**Instructions to follow**
Quote every line below exactly and skip any picture.

________

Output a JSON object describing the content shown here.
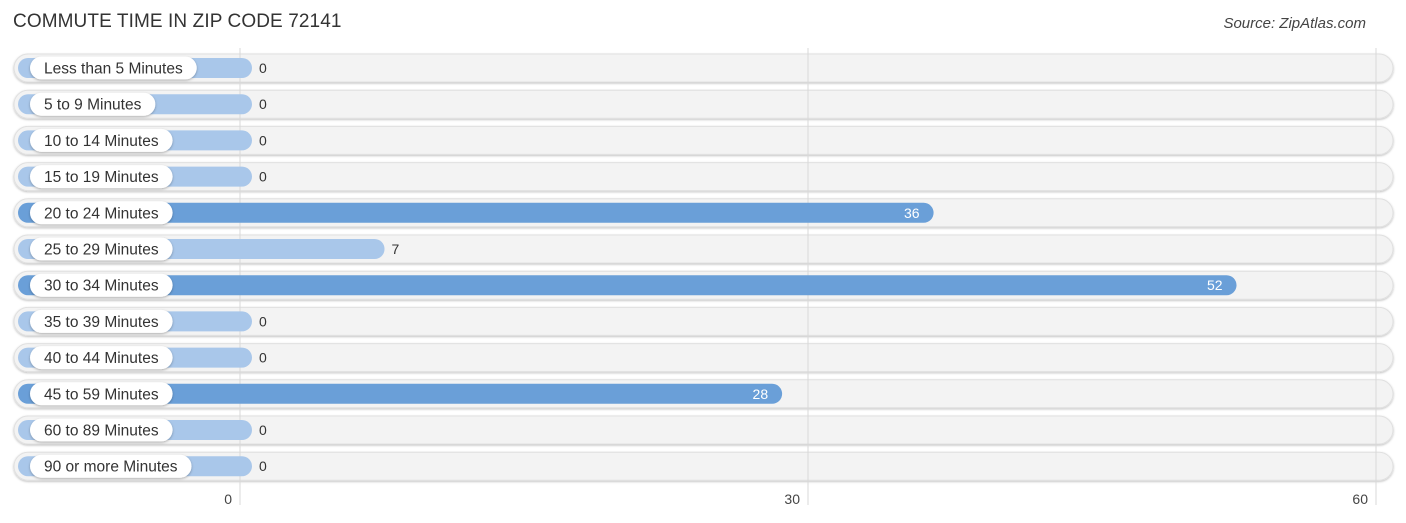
{
  "header": {
    "title": "COMMUTE TIME IN ZIP CODE 72141",
    "source": "Source: ZipAtlas.com"
  },
  "colors": {
    "bar_strong": "#6a9fd8",
    "bar_light": "#a9c7ea",
    "track": "#f3f3f3",
    "grid": "#d8d8d8"
  },
  "chart_data": {
    "type": "bar",
    "orientation": "horizontal",
    "title": "COMMUTE TIME IN ZIP CODE 72141",
    "source": "Source: ZipAtlas.com",
    "xlabel": "",
    "ylabel": "",
    "categories": [
      "Less than 5 Minutes",
      "5 to 9 Minutes",
      "10 to 14 Minutes",
      "15 to 19 Minutes",
      "20 to 24 Minutes",
      "25 to 29 Minutes",
      "30 to 34 Minutes",
      "35 to 39 Minutes",
      "40 to 44 Minutes",
      "45 to 59 Minutes",
      "60 to 89 Minutes",
      "90 or more Minutes"
    ],
    "values": [
      0,
      0,
      0,
      0,
      36,
      7,
      52,
      0,
      0,
      28,
      0,
      0
    ],
    "value_labels": [
      "0",
      "0",
      "0",
      "0",
      "36",
      "7",
      "52",
      "0",
      "0",
      "28",
      "0",
      "0"
    ],
    "xlim": [
      0,
      60
    ],
    "xticks": [
      0,
      30,
      60
    ],
    "xtick_labels": [
      "0",
      "30",
      "60"
    ],
    "grid": true,
    "legend": "none"
  }
}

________

**Your response**
Output a JSON object describing the content shown here.
{
  "header": {
    "title": "COMMUTE TIME IN ZIP CODE 72141",
    "source": "Source: ZipAtlas.com"
  },
  "colors": {
    "bar_strong": "#6a9fd8",
    "bar_light": "#a9c7ea",
    "track": "#f3f3f3",
    "grid": "#d8d8d8"
  },
  "chart_data": {
    "type": "bar",
    "orientation": "horizontal",
    "title": "COMMUTE TIME IN ZIP CODE 72141",
    "source": "Source: ZipAtlas.com",
    "xlabel": "",
    "ylabel": "",
    "categories": [
      "Less than 5 Minutes",
      "5 to 9 Minutes",
      "10 to 14 Minutes",
      "15 to 19 Minutes",
      "20 to 24 Minutes",
      "25 to 29 Minutes",
      "30 to 34 Minutes",
      "35 to 39 Minutes",
      "40 to 44 Minutes",
      "45 to 59 Minutes",
      "60 to 89 Minutes",
      "90 or more Minutes"
    ],
    "values": [
      0,
      0,
      0,
      0,
      36,
      7,
      52,
      0,
      0,
      28,
      0,
      0
    ],
    "value_labels": [
      "0",
      "0",
      "0",
      "0",
      "36",
      "7",
      "52",
      "0",
      "0",
      "28",
      "0",
      "0"
    ],
    "xlim": [
      0,
      60
    ],
    "xticks": [
      0,
      30,
      60
    ],
    "xtick_labels": [
      "0",
      "30",
      "60"
    ],
    "grid": true,
    "legend": "none"
  }
}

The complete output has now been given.